Growing Your Brand with Social Selling
According to research conducted by Hubspot, whenever salespeople use social selling in their organizations, the win rate rises by 5%, and the size of the deal increases by 35%. Most senior executives are now using the social media for business purposes, with a whopping 92% of these executives noting that the social media have had a serious influence on their purchasing decisions within the past year. Like with most other things, the best results from social selling will always occur when these principles are used consistently. Here are some of the tasks that your company’s sales representatives should accomplish in order to maximize their social selling success.
Grow your brand
Whenever buyers make purchases, they like to do it from companies that they like, that they know well, and that they have great trust in. If you can build a strong personal brand, it will go a long way toward establishing all three of those factors. A recent survey conducted by Demandbase found that B2B buyers make purchasing decisions largely on the basis of content which was shared by the particular vendors they chose. In fact, 82% of these buyers declared that social content influenced their decision-making process, because they felt that the content displayed personality, as well as the specific strengths of the vendors.
Involve yourself in relevant conversations
Your involvement with relevant conversations on the social media should include both your own conversations and posts, as well as those shared by others. B2B personnel who make the decisions are far more likely to become involved with a salesperson who offers new and relevant insights appropriate to their industries, or about a problem which they might be facing.
You should join in on those conversations where you feel you have value to add, so that you can increase your brand awareness.
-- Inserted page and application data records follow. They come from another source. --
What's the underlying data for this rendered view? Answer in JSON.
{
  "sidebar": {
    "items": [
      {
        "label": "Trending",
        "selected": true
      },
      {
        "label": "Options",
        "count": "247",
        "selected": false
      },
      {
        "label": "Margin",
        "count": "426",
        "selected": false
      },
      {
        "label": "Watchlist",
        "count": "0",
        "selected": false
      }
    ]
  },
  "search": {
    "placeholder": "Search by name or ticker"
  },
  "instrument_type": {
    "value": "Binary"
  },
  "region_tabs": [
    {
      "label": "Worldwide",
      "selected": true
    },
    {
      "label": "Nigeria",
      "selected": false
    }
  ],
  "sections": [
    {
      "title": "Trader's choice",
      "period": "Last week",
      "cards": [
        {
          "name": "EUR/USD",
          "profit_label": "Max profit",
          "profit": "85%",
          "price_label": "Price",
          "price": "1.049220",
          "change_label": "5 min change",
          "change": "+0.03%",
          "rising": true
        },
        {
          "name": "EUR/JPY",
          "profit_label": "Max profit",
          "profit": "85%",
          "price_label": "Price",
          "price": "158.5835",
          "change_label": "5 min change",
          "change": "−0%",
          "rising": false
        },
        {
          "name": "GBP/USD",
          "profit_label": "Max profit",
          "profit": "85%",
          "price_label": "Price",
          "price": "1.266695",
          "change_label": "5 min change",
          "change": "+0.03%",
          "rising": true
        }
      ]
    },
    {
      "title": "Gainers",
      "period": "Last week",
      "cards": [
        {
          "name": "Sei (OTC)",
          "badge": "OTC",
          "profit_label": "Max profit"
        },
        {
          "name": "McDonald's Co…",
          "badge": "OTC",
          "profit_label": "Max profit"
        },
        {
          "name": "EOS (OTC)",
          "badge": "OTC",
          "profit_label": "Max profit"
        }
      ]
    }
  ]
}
You can find these kinds of discussions in a number of areas on the social media, including social news feeds, social media groups on LinkedIn or on Facebook, relevant hashtags trending about your industry, and on posts from social media influencers.
Social prospecting and selling
Experts in the social selling arena declare that the search tools provided by LinkedIn are what makes that platform really stand out from others, and that it’s what makes it most useful for business purposes. On LinkedIn, it’s possible to search an industry keyword and then to identify prospects such as the publisher, those individuals who like the post, and those individuals who make comments about the post.
It’s also possible to find new leads and potential customers by scanning through first-degree connections. Rather than sending a cold InMail, a sales representative could then ask one of their connections for a referential introduction. Search results can be daunting by their sheer volume, so it’s essential to use filters which will allow you to narrow down results according to location and title. Another great way of conducting social prospecting is to examine a salesperson’s profile, and to see just who it is that’s interacting with posts made by that salesperson.
Plan and schedule your posts
A number of frustrations can be prevented by planning and scheduling your posts well ahead of time, and this can be a huge advantage when you’re trying to be consistent with your posts. Your salespeople should develop a schedule for posting and then stick to it, because by dedicating a specific amount of time each week for writing copy, they will be much better prepared to tolerate distractions along the way. Your post should include things that leads might find valuable in their lives, for instance best practices, tips and tricks, FAQs, and behind-the-scenes photos or information of interest.
Track results of your efforts
Even though you might have access to all the best practices which are available, as well as all the bench-marking tools, it’s still a good idea to do your own analysis of your efforts. You should collect as many insights as possible on your social selling efforts, because collectively these can reveal a great deal. You can learn which particular styles of posts and which particular types of content resonate best with your target audience, and that will allow you to adjust your content accordingly. When you are most in sync with your user’s own wishes and desires, your content will be best received, and your social selling and prospecting will be far more successful.
Nurture your leads
Social media can be the ideal place for nurturing your leads, even those leads who were not originally sourced through the social media. Therefore, you should encourage your sales representatives to make connections with their leads, and to engage with them to the greatest extent possible. Even liking a prospect’s post can go a long way toward creating a good impression, and if you can share a response with that prospect, you’ll probably achieve an even greater impact.
It can also be extremely useful if you can help a buyer advance along in the sales cycle, and make sure that your salesperson stays on the radar for a prospective buyer, so that a sale becomes possible. Social selling is all about establishing relationships and nurturing them, so any attempt at making a sale should be done outside your chosen social media platform. Within the platform itself, you should merely attempt to nurture your leads, and nudge them along on the sales cycle path, while in the meantime establishing trust and offering value to your leads.
Build a network of friends
You can think of LinkedIn as something like a modern day card file of associates, except it is a lot easier to type in an associate’s business name than it is to go flipping through hundreds or perhaps thousands of index cards. However, it’s just as crucial to build a network and maintain it today, even if the medium has grown much more sophisticated for doing so.
If you are new to social selling on LinkedIn, the best thing you can do to get started is to connect with people you know from your everyday interactions. Solicit contacts from your team members to start building your network, and try to find a new connection or two every day. Any invitations sent out to prospective contacts should always be of a personal nature, and should specify how you came to acquire their name or business information. Also in this invitation, you should include something of value to your contact, so as to motivate them to want to make a connection with you.